→ **What is being asked**: Look through the listing below for the word "ｵｵﾄﾞｵﾘﾆｼ" and copy every line where it occurs.

═══

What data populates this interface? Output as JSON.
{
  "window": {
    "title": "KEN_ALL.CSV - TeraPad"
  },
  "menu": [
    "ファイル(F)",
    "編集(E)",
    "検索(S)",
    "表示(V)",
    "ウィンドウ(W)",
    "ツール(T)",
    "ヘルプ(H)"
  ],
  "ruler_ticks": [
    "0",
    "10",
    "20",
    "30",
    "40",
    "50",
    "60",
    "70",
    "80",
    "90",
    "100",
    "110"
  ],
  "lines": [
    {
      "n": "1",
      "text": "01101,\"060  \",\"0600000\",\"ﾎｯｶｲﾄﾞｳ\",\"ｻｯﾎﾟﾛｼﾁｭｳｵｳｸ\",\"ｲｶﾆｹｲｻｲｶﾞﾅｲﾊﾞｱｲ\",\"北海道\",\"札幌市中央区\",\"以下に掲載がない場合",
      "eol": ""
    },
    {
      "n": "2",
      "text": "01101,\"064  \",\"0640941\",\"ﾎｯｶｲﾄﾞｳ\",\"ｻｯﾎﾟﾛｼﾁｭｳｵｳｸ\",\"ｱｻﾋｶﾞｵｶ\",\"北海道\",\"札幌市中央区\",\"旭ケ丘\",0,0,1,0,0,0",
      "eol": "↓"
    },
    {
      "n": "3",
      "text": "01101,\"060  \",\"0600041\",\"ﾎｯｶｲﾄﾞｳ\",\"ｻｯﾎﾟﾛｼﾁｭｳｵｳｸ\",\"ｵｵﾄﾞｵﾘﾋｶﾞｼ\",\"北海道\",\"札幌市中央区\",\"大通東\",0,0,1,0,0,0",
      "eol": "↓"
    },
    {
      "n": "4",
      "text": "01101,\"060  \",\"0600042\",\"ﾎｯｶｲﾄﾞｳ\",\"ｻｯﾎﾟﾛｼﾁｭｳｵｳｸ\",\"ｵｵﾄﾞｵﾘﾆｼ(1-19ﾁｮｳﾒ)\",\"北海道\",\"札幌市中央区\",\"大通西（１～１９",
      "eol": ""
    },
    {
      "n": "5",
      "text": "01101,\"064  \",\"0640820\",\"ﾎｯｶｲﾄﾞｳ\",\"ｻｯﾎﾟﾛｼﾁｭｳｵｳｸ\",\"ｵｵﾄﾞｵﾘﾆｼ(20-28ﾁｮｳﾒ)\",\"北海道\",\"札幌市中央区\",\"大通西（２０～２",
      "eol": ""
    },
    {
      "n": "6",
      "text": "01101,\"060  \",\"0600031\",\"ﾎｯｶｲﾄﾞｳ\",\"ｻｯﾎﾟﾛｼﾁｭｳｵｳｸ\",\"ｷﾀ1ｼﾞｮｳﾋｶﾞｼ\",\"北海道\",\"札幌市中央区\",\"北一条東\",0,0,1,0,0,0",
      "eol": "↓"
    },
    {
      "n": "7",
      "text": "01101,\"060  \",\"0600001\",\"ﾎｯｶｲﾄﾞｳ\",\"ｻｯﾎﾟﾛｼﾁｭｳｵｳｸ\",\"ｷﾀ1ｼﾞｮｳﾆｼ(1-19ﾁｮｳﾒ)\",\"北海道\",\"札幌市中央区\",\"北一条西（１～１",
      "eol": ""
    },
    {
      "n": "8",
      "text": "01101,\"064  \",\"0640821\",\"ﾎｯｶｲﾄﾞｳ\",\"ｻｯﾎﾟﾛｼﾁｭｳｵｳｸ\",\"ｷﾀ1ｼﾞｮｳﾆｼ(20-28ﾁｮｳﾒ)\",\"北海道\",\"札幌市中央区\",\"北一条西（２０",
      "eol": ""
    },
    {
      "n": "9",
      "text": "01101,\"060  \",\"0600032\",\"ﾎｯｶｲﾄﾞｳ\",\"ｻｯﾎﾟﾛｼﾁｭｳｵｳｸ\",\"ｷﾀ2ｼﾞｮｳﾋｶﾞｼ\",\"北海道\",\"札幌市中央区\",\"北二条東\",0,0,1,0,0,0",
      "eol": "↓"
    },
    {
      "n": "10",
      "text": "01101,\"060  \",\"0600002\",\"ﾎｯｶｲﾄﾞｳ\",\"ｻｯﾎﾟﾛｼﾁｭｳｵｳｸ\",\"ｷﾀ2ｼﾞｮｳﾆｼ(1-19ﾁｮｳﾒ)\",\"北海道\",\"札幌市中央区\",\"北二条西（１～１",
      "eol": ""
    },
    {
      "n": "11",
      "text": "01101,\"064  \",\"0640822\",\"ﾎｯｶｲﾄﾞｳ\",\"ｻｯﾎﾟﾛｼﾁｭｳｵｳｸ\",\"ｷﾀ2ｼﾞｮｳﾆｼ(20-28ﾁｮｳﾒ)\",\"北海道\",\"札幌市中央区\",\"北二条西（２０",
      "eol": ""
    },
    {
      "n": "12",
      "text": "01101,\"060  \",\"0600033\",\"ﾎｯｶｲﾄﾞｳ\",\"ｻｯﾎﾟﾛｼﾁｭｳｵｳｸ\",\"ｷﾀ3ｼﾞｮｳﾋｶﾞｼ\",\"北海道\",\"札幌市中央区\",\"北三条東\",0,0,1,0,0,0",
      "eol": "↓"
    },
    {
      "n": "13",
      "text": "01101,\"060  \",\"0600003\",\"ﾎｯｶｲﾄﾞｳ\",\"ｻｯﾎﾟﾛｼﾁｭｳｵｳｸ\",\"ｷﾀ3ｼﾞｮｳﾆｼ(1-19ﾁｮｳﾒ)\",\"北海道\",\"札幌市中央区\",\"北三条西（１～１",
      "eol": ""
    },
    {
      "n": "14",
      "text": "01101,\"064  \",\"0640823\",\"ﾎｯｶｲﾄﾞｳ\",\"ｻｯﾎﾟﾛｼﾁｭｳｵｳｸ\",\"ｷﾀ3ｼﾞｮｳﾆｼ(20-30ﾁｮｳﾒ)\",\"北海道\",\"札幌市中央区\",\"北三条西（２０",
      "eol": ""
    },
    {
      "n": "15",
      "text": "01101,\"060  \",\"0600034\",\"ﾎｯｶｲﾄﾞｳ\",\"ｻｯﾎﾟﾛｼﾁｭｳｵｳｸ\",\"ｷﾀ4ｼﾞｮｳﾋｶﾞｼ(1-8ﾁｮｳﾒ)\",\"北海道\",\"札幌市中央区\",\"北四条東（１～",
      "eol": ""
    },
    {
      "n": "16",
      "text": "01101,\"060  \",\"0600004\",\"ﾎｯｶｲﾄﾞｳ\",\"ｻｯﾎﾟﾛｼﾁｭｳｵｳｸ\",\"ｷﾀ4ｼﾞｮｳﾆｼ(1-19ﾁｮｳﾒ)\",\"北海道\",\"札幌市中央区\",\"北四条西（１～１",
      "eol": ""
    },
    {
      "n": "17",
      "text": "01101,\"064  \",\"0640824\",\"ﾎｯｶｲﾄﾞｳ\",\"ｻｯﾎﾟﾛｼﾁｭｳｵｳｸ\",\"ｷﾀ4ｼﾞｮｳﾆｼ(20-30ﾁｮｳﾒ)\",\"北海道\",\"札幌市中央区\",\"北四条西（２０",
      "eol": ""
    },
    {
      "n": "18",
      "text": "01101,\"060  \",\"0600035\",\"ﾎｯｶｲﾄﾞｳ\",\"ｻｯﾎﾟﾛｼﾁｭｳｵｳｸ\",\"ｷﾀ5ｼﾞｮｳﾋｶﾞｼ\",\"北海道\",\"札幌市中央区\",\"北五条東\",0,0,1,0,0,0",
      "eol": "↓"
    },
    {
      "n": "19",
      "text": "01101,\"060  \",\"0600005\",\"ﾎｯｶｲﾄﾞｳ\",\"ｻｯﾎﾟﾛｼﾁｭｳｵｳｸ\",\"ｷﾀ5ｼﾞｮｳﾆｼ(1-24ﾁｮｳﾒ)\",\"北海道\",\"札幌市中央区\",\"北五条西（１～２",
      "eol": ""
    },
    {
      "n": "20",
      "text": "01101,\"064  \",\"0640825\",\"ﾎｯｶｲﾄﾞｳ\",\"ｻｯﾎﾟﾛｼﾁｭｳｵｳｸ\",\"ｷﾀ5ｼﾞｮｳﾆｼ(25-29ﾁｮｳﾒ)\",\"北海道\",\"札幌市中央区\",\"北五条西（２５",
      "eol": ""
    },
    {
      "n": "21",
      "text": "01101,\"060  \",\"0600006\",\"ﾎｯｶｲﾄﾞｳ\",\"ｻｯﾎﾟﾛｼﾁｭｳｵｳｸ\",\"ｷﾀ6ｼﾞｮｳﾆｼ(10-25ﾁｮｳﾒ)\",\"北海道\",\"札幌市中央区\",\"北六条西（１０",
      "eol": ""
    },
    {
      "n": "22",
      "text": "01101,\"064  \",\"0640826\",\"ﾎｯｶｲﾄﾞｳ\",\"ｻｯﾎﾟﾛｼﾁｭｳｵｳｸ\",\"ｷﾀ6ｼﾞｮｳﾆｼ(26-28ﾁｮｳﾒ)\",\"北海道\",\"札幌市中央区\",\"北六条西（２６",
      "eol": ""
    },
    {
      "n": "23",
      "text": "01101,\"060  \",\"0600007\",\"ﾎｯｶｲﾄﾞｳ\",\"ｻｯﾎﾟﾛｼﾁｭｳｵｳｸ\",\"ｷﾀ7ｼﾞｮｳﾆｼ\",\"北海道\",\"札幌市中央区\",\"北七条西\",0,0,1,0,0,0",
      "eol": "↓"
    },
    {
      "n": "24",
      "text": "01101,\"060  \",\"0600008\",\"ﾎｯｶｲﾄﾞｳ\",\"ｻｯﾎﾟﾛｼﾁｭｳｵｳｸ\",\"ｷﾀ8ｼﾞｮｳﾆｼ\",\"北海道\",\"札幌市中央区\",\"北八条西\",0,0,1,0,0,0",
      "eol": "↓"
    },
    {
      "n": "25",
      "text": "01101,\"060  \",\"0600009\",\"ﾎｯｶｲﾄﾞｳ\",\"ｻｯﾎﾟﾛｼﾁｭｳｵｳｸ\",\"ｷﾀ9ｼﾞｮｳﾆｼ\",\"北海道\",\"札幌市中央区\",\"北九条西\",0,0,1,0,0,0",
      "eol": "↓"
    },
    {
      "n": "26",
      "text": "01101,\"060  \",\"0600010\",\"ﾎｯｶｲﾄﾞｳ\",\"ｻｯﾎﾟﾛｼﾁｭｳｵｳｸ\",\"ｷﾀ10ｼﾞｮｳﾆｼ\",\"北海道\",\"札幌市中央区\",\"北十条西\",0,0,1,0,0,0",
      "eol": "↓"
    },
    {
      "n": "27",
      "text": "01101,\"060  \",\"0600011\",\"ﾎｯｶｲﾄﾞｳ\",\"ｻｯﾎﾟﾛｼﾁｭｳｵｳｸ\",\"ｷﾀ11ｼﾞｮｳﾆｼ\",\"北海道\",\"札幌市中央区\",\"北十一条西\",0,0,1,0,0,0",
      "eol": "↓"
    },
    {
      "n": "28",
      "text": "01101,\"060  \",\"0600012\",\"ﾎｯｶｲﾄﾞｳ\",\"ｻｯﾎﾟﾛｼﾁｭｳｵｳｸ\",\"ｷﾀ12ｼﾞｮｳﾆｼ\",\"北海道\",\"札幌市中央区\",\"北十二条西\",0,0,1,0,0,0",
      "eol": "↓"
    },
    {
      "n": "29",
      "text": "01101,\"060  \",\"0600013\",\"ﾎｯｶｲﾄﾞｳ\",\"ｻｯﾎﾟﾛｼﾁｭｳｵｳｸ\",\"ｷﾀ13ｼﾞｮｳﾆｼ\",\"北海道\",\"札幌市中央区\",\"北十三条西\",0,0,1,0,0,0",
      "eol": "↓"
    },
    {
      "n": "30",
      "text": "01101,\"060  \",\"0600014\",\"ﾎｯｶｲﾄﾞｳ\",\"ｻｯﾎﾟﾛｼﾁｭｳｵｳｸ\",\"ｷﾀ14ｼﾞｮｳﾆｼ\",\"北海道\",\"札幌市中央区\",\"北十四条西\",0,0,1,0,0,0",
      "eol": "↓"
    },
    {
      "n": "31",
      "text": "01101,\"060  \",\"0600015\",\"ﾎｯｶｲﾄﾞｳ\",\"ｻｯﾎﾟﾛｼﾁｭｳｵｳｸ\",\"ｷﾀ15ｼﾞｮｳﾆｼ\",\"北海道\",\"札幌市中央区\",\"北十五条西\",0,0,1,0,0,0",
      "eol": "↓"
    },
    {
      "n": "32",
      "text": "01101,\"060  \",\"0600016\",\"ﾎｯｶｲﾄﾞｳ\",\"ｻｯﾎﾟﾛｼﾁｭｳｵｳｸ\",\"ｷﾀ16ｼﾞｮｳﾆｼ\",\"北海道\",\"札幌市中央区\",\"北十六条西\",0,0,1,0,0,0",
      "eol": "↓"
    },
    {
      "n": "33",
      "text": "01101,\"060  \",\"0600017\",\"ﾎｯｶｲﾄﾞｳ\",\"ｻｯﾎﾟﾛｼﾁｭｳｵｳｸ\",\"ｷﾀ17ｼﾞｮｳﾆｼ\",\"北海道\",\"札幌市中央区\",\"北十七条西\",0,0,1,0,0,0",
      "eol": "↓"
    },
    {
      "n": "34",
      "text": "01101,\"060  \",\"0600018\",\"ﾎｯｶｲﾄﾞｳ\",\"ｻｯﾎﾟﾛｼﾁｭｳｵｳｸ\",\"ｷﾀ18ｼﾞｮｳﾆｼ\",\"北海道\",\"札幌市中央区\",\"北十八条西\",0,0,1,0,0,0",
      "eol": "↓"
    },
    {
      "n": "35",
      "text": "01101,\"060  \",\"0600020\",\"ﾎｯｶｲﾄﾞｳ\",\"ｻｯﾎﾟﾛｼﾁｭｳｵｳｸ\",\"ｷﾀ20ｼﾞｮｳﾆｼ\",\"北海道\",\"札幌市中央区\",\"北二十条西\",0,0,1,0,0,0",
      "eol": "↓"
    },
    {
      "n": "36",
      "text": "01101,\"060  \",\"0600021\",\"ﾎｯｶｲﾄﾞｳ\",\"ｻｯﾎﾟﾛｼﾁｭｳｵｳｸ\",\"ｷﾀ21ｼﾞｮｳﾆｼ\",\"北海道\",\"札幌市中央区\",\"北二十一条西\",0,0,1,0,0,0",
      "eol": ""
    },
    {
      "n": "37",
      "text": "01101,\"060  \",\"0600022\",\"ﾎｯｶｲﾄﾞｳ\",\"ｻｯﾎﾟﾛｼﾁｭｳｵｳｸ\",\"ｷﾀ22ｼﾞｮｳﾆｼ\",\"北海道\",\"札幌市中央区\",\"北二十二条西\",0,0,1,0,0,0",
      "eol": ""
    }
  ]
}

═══

→ **Output**:
      "text": "01101,\"060  \",\"0600042\",\"ﾎｯｶｲﾄﾞｳ\",\"ｻｯﾎﾟﾛｼﾁｭｳｵｳｸ\",\"ｵｵﾄﾞｵﾘﾆｼ(1-19ﾁｮｳﾒ)\",\"北海道\",\"札幌市中央区\",\"大通西（１～１９",
      "text": "01101,\"064  \",\"0640820\",\"ﾎｯｶｲﾄﾞｳ\",\"ｻｯﾎﾟﾛｼﾁｭｳｵｳｸ\",\"ｵｵﾄﾞｵﾘﾆｼ(20-28ﾁｮｳﾒ)\",\"北海道\",\"札幌市中央区\",\"大通西（２０～２",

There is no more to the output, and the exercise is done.